Cutting costs. Exxon Mobil plans to reduce costs by $2 billion both this year and in 2023, CEO Darren Woods said during a Feb. 1 earnings call. When negotiating contracts last year, the company tried to curb cost increases, he said. “That’s paying off.”
GE “retooled” its procurement team in an effort to contain costs, Culp said. “We are just trying to make sure that we are working with our suppliers as smartly as we can to get the best combination of quality, delivery and cost possible.”
Hedging.

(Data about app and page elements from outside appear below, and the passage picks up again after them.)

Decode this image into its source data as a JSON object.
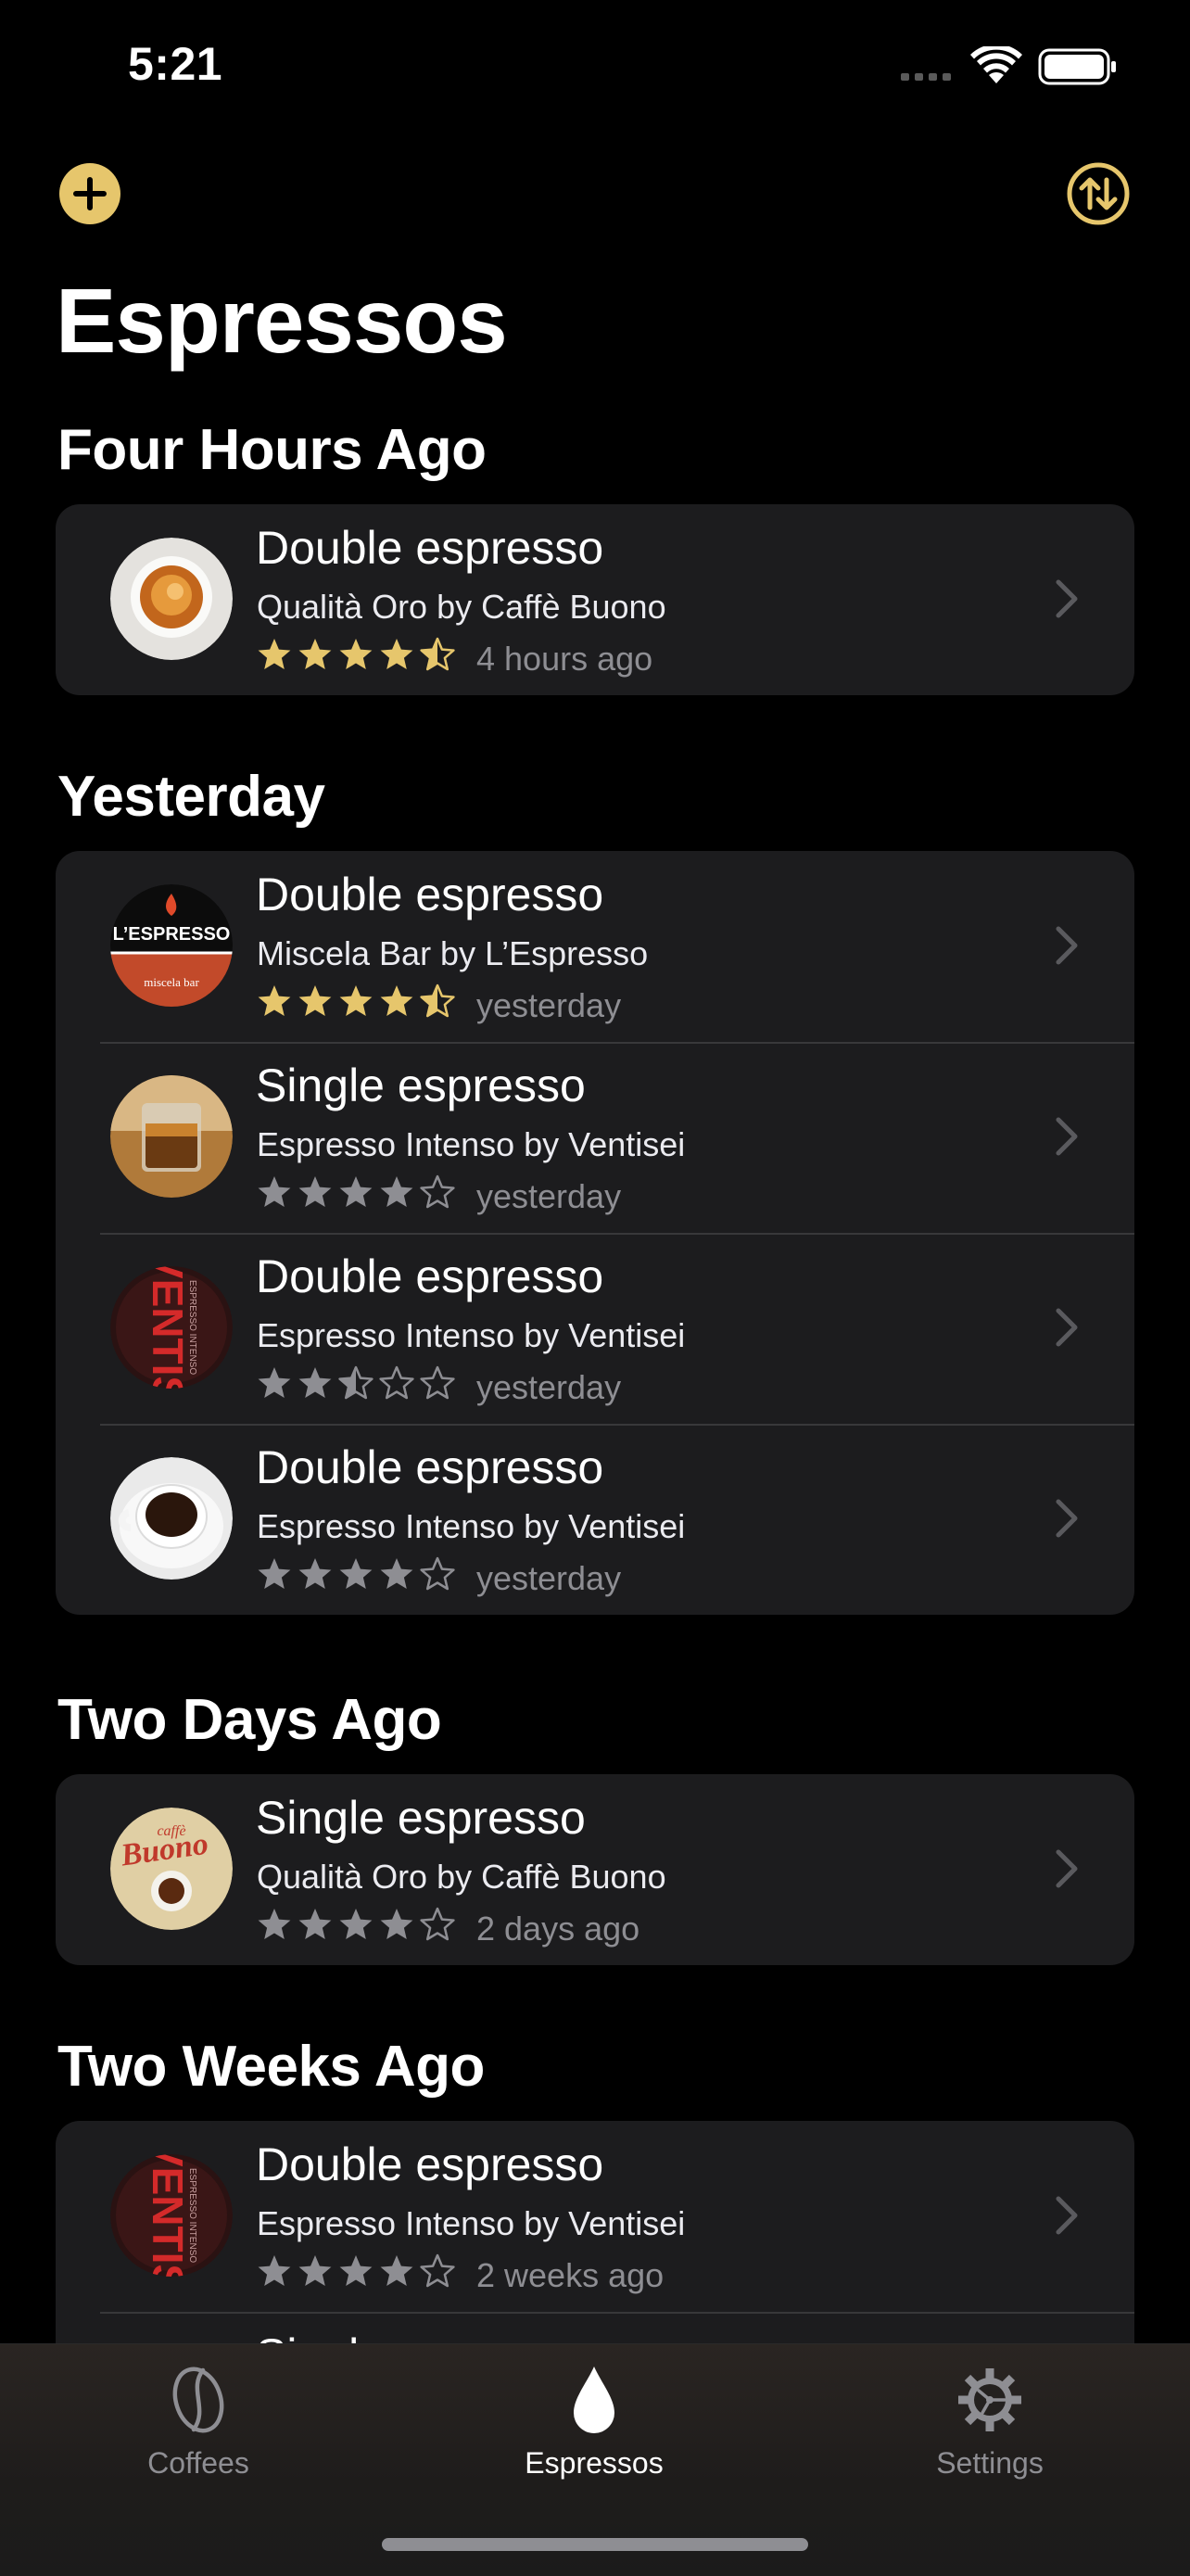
{
  "status_bar": {
    "time": "5:21"
  },
  "toolbar": {
    "add_icon": "plus-circle-icon",
    "sort_icon": "sort-arrows-icon",
    "accent": "#E6C66C"
  },
  "page_title": "Espressos",
  "sections": [
    {
      "header": "Four Hours Ago",
      "rows": [
        {
          "title": "Double espresso",
          "subtitle": "Qualità Oro by Caffè Buono",
          "rating": 4.5,
          "time": "4 hours ago",
          "thumb": "espresso-crema-photo"
        }
      ]
    },
    {
      "header": "Yesterday",
      "rows": [
        {
          "title": "Double espresso",
          "subtitle": "Miscela Bar by L’Espresso",
          "rating": 4.5,
          "time": "yesterday",
          "thumb": "lespresso-logo"
        },
        {
          "title": "Single espresso",
          "subtitle": "Espresso Intenso by Ventisei",
          "rating": 4,
          "time": "yesterday",
          "thumb": "glass-espresso-photo"
        },
        {
          "title": "Double espresso",
          "subtitle": "Espresso Intenso by Ventisei",
          "rating": 2.5,
          "time": "yesterday",
          "thumb": "ventisei-label"
        },
        {
          "title": "Double espresso",
          "subtitle": "Espresso Intenso by Ventisei",
          "rating": 4,
          "time": "yesterday",
          "thumb": "white-cup-photo"
        }
      ]
    },
    {
      "header": "Two Days Ago",
      "rows": [
        {
          "title": "Single espresso",
          "subtitle": "Qualità Oro by Caffè Buono",
          "rating": 4,
          "time": "2 days ago",
          "thumb": "caffe-buono-label"
        }
      ]
    },
    {
      "header": "Two Weeks Ago",
      "rows": [
        {
          "title": "Double espresso",
          "subtitle": "Espresso Intenso by Ventisei",
          "rating": 4,
          "time": "2 weeks ago",
          "thumb": "ventisei-label"
        },
        {
          "title": "Single espresso",
          "subtitle": "",
          "rating": 0,
          "time": "",
          "thumb": ""
        }
      ]
    }
  ],
  "thumb_text": {
    "lespresso_brand": "L’ESPRESSO",
    "lespresso_sub": "miscela bar",
    "ventisei_brand": "VENTIS",
    "ventisei_sub": "ESPRESSO INTENSO",
    "buono_caffe": "caffè",
    "buono_brand": "Buono"
  },
  "tabs": [
    {
      "label": "Coffees",
      "icon": "coffee-bean-icon",
      "active": false
    },
    {
      "label": "Espressos",
      "icon": "drop-icon",
      "active": true
    },
    {
      "label": "Settings",
      "icon": "gear-icon",
      "active": false
    }
  ],
  "colors": {
    "star_filled_top": "#E6C66C",
    "star_gray": "#8E8E93",
    "card": "#1C1C1E"
  }
}
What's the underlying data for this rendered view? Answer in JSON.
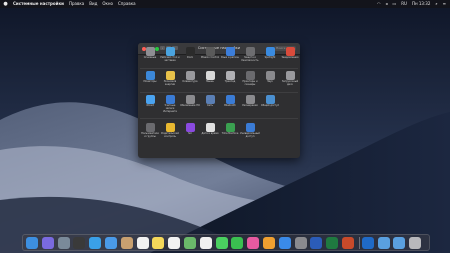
{
  "menubar": {
    "app_name": "Системные настройки",
    "items": [
      "Правка",
      "Вид",
      "Окно",
      "Справка"
    ],
    "status_icons": [
      "wifi-icon",
      "volume-icon",
      "battery-icon"
    ],
    "keyboard_layout": "RU",
    "clock": "Пн 13:32"
  },
  "window": {
    "title": "Системные настройки",
    "search_placeholder": "Поиск",
    "rows": [
      [
        {
          "label": "Основные",
          "icon": "general-icon",
          "color": "#8e8e93"
        },
        {
          "label": "Рабочий стол и заставка",
          "icon": "desktop-icon",
          "color": "#4aa3df"
        },
        {
          "label": "Dock",
          "icon": "dock-icon",
          "color": "#2b2b2b"
        },
        {
          "label": "Mission Control",
          "icon": "mission-control-icon",
          "color": "#5a5a5a"
        },
        {
          "label": "Язык и регион",
          "icon": "language-icon",
          "color": "#3c7dd9"
        },
        {
          "label": "Защита и безопасность",
          "icon": "security-icon",
          "color": "#6d6d70"
        },
        {
          "label": "Spotlight",
          "icon": "spotlight-icon",
          "color": "#3a8be0"
        },
        {
          "label": "Уведомления",
          "icon": "notifications-icon",
          "color": "#d94b3b"
        }
      ],
      [
        {
          "label": "Мониторы",
          "icon": "displays-icon",
          "color": "#3c88d8"
        },
        {
          "label": "Экономия энергии",
          "icon": "energy-icon",
          "color": "#e8c24a"
        },
        {
          "label": "Клавиатура",
          "icon": "keyboard-icon",
          "color": "#9a9a9e"
        },
        {
          "label": "Мышь",
          "icon": "mouse-icon",
          "color": "#d8d8d8"
        },
        {
          "label": "Трекпад",
          "icon": "trackpad-icon",
          "color": "#b0b0b4"
        },
        {
          "label": "Принтеры и сканеры",
          "icon": "printers-icon",
          "color": "#6a6a6e"
        },
        {
          "label": "Звук",
          "icon": "sound-icon",
          "color": "#8a8a8e"
        },
        {
          "label": "Загрузочный диск",
          "icon": "startup-disk-icon",
          "color": "#9a9a9e"
        }
      ],
      [
        {
          "label": "iCloud",
          "icon": "icloud-icon",
          "color": "#4aa3f0"
        },
        {
          "label": "Учетные записи Интернета",
          "icon": "internet-accounts-icon",
          "color": "#3a7bd5"
        },
        {
          "label": "Обновление ПО",
          "icon": "software-update-icon",
          "color": "#8a8a8e"
        },
        {
          "label": "Сеть",
          "icon": "network-icon",
          "color": "#5a7fb5"
        },
        {
          "label": "Bluetooth",
          "icon": "bluetooth-icon",
          "color": "#3a7bd5"
        },
        {
          "label": "Расширения",
          "icon": "extensions-icon",
          "color": "#8a8a8e"
        },
        {
          "label": "Общий доступ",
          "icon": "sharing-icon",
          "color": "#4a8fd0"
        }
      ],
      [
        {
          "label": "Пользователи и группы",
          "icon": "users-icon",
          "color": "#6a6a6e"
        },
        {
          "label": "Родительский контроль",
          "icon": "parental-controls-icon",
          "color": "#e8b830"
        },
        {
          "label": "Siri",
          "icon": "siri-icon",
          "color": "#8a4ae0"
        },
        {
          "label": "Дата и время",
          "icon": "date-time-icon",
          "color": "#e0e0e0"
        },
        {
          "label": "Time Machine",
          "icon": "time-machine-icon",
          "color": "#3aa050"
        },
        {
          "label": "Универсальный доступ",
          "icon": "accessibility-icon",
          "color": "#3a7bd5"
        }
      ]
    ]
  },
  "dock": {
    "apps": [
      {
        "name": "finder-icon",
        "color": "#3d8fe0"
      },
      {
        "name": "siri-icon",
        "color": "#7a6ae0"
      },
      {
        "name": "launchpad-icon",
        "color": "#7a8a9a"
      },
      {
        "name": "mission-control-icon",
        "color": "#3a3a3a"
      },
      {
        "name": "safari-icon",
        "color": "#3aa0e8"
      },
      {
        "name": "mail-icon",
        "color": "#4a9ae8"
      },
      {
        "name": "contacts-icon",
        "color": "#c8a070"
      },
      {
        "name": "calendar-icon",
        "color": "#f2f2f2"
      },
      {
        "name": "notes-icon",
        "color": "#f5d85a"
      },
      {
        "name": "reminders-icon",
        "color": "#f2f2f2"
      },
      {
        "name": "maps-icon",
        "color": "#6ab86a"
      },
      {
        "name": "photos-icon",
        "color": "#f0f0f0"
      },
      {
        "name": "messages-icon",
        "color": "#4ad060"
      },
      {
        "name": "facetime-icon",
        "color": "#3ac050"
      },
      {
        "name": "itunes-icon",
        "color": "#e85aa0"
      },
      {
        "name": "books-icon",
        "color": "#f0a030"
      },
      {
        "name": "app-store-icon",
        "color": "#3a8ae8"
      },
      {
        "name": "system-preferences-icon",
        "color": "#8a8a8e"
      },
      {
        "name": "word-icon",
        "color": "#2b5cb8"
      },
      {
        "name": "excel-icon",
        "color": "#1f7a40"
      },
      {
        "name": "powerpoint-icon",
        "color": "#c84a2a"
      },
      {
        "name": "outlook-icon",
        "color": "#1f6ac8"
      },
      {
        "name": "downloads-folder-icon",
        "color": "#5aa0e0"
      },
      {
        "name": "documents-folder-icon",
        "color": "#5aa0e0"
      },
      {
        "name": "trash-icon",
        "color": "#b8b8bc"
      }
    ]
  }
}
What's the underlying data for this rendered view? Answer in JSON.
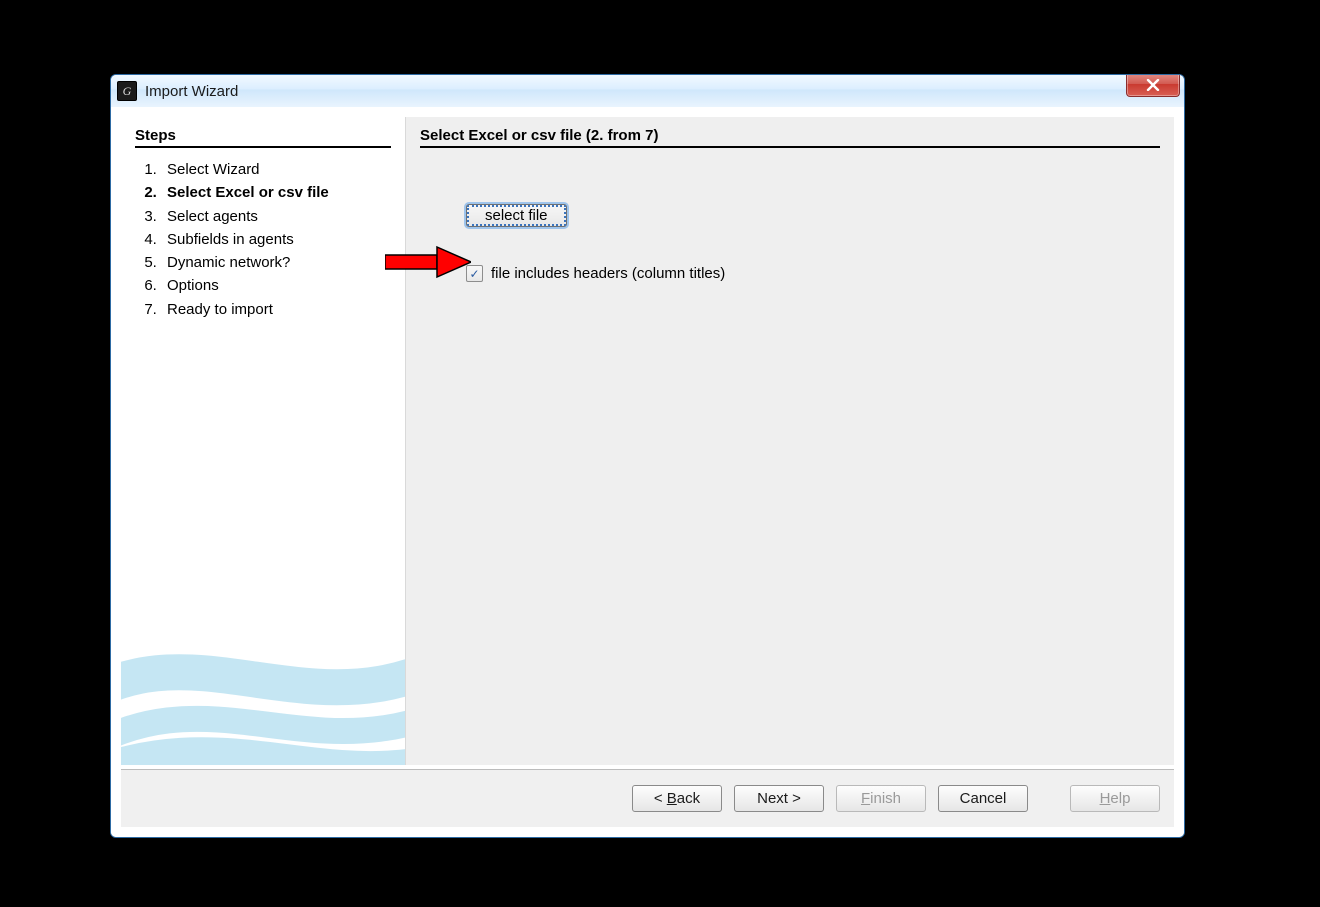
{
  "window": {
    "title": "Import Wizard",
    "close_glyph": "✕"
  },
  "sidebar": {
    "heading": "Steps",
    "current_index": 1,
    "items": [
      "Select Wizard",
      "Select Excel or csv file",
      "Select agents",
      "Subfields in agents",
      "Dynamic network?",
      "Options",
      "Ready to import"
    ]
  },
  "content": {
    "heading": "Select Excel or csv file (2. from 7)",
    "select_file_label": "select file",
    "headers_checkbox_label": "file includes headers (column titles)",
    "headers_checkbox_checked": true
  },
  "buttons": {
    "back": "< Back",
    "next": "Next >",
    "finish": "Finish",
    "cancel": "Cancel",
    "help": "Help",
    "finish_enabled": false,
    "help_enabled": false
  },
  "annotation": {
    "description": "red arrow pointing at headers checkbox"
  }
}
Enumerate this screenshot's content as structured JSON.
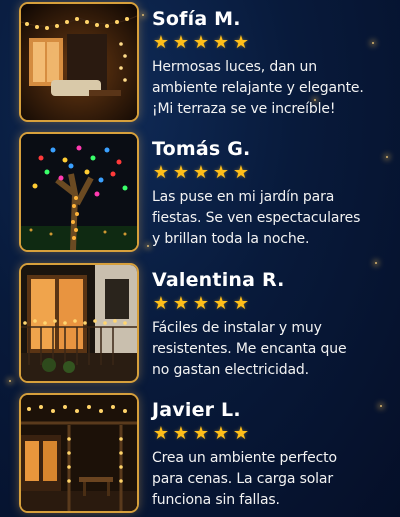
{
  "reviews": [
    {
      "name": "Sofía M.",
      "rating": 5,
      "text": "Hermosas luces, dan un\nambiente relajante y elegante.\n¡Mi terraza se ve increíble!",
      "image_icon": "terrace-lights-photo"
    },
    {
      "name": "Tomás G.",
      "rating": 5,
      "text": "Las puse en mi jardín para\nfiestas. Se ven espectaculares\ny brillan toda la noche.",
      "image_icon": "garden-tree-lights-photo"
    },
    {
      "name": "Valentina R.",
      "rating": 5,
      "text": "Fáciles de instalar y muy\nresistentes. Me encanta que\nno gastan electricidad.",
      "image_icon": "balcony-lights-photo"
    },
    {
      "name": "Javier L.",
      "rating": 5,
      "text": "Crea un ambiente perfecto\npara cenas. La carga solar\nfunciona sin fallas.",
      "image_icon": "pergola-lights-photo"
    }
  ],
  "star_glyph": "★",
  "colors": {
    "background": "#081a3b",
    "accent_gold": "#ffbf1a",
    "frame": "#d7a03c"
  }
}
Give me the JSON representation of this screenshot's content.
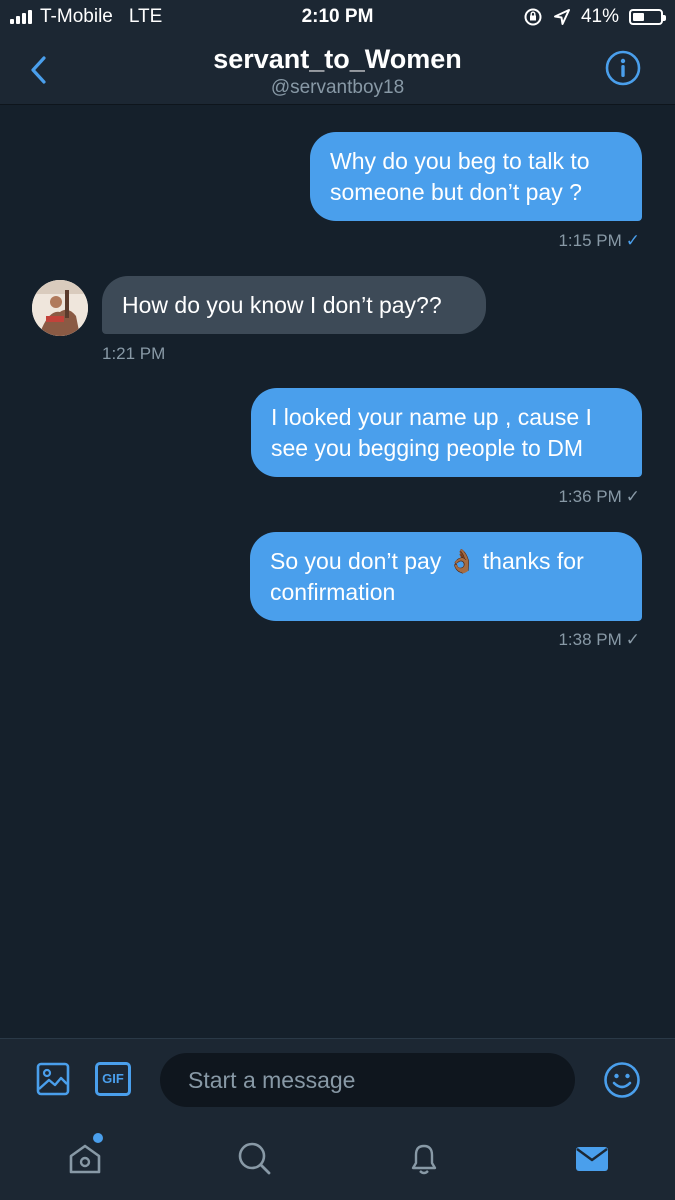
{
  "status_bar": {
    "carrier": "T-Mobile",
    "network": "LTE",
    "time": "2:10 PM",
    "battery": "41%",
    "battery_level": 0.41
  },
  "header": {
    "display_name": "servant_to_Women",
    "handle": "@servantboy18"
  },
  "messages": [
    {
      "direction": "outgoing",
      "lines": [
        "Why do you beg to talk to",
        "someone but don’t pay ?"
      ],
      "time": "1:15 PM",
      "check": "✓",
      "check_color": "#4a9fec"
    },
    {
      "direction": "incoming",
      "lines": [
        "How do you know I don’t pay??"
      ],
      "time": "1:21 PM"
    },
    {
      "direction": "outgoing",
      "lines": [
        "I looked your name up , cause I",
        "see you begging people to DM"
      ],
      "time": "1:36 PM",
      "check": "✓",
      "check_color": "#8899a6"
    },
    {
      "direction": "outgoing",
      "lines": [
        "So you don’t pay 👌🏾 thanks for",
        "confirmation"
      ],
      "time": "1:38 PM",
      "check": "✓",
      "check_color": "#8899a6"
    }
  ],
  "composer": {
    "placeholder": "Start a message",
    "gif_label": "GIF"
  },
  "tabs": [
    {
      "name": "home",
      "icon": "home-icon",
      "has_dot": true
    },
    {
      "name": "search",
      "icon": "search-icon"
    },
    {
      "name": "notifications",
      "icon": "bell-icon"
    },
    {
      "name": "messages",
      "icon": "envelope-icon",
      "active": true
    }
  ],
  "colors": {
    "background": "#15202b",
    "accent": "#4a9fec",
    "incoming_bubble": "#3d4a57",
    "muted_text": "#8899a6"
  }
}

Trane hedges copper and aluminum to smooth out prices over a 12-month period, Kuehn said. “Going into any one quarter, we’d have about 70% to 75% of that price already hedged.”
Trane similarly buffers against increases in steel prices, he said.
“We have a six-month lag on our steel purchasing from when we lock in prices to when we would see any price changes,” he said. “So any dynamics now in January we’re seeing in steel would really be realized in the second half of the year.”
Looking ahead, Trane expects inflation to persist during the first quarter at roughly the same intensity as last quarter but ease during the second half of 2022, Kuehn said.
“Our best view is we’re probably price/cost negative in the first half [of 2022], and then it returns to really very good strength in the second half of the year and strong leverage,” he said.
3M forecasts a similar path for inflation.
“I think the first half is going to be tougher than the second half of 2022 when it comes to inflation,” Patolawala said, noting the impact on future prices from labor availability, port congestion and air freight capacity.
The inflation outlook shared by many CFOs aligns with that of Federal Reserve Chair Jerome Powell, who has predicted that supply chain bottlenecks will unclog and price gains slow by the summer.
Powell and his central bank colleagues aim to tamp down inflation. In December they signaled plans to trim record monetary stimulus by raising the benchmark interest rate three times this year, with the first increase coming as soon as their next two-day meeting ending March 16.
Procter & Gamble predicts the feverish spike in prices is short-lived, Schulten said. “We believe this is a temporary bottom-line rough patch to grow through, not a reason to reduce investment in the business.”
Consumers aiming to weather inflation despite their weaker purchasing power can stay with Procter & Gamble by buying the same category of product at a lower price, he said.
Take diapers, for example. “When you think about diapers, you can get a Luvs diaper for 15 cents a diaper, Swaddlers at 30 cents or Pure diaper at 38 cents,” Schulten said. “That’s generally true across all categories, across all brands — so that means the consumer has a choice within our portfolio.”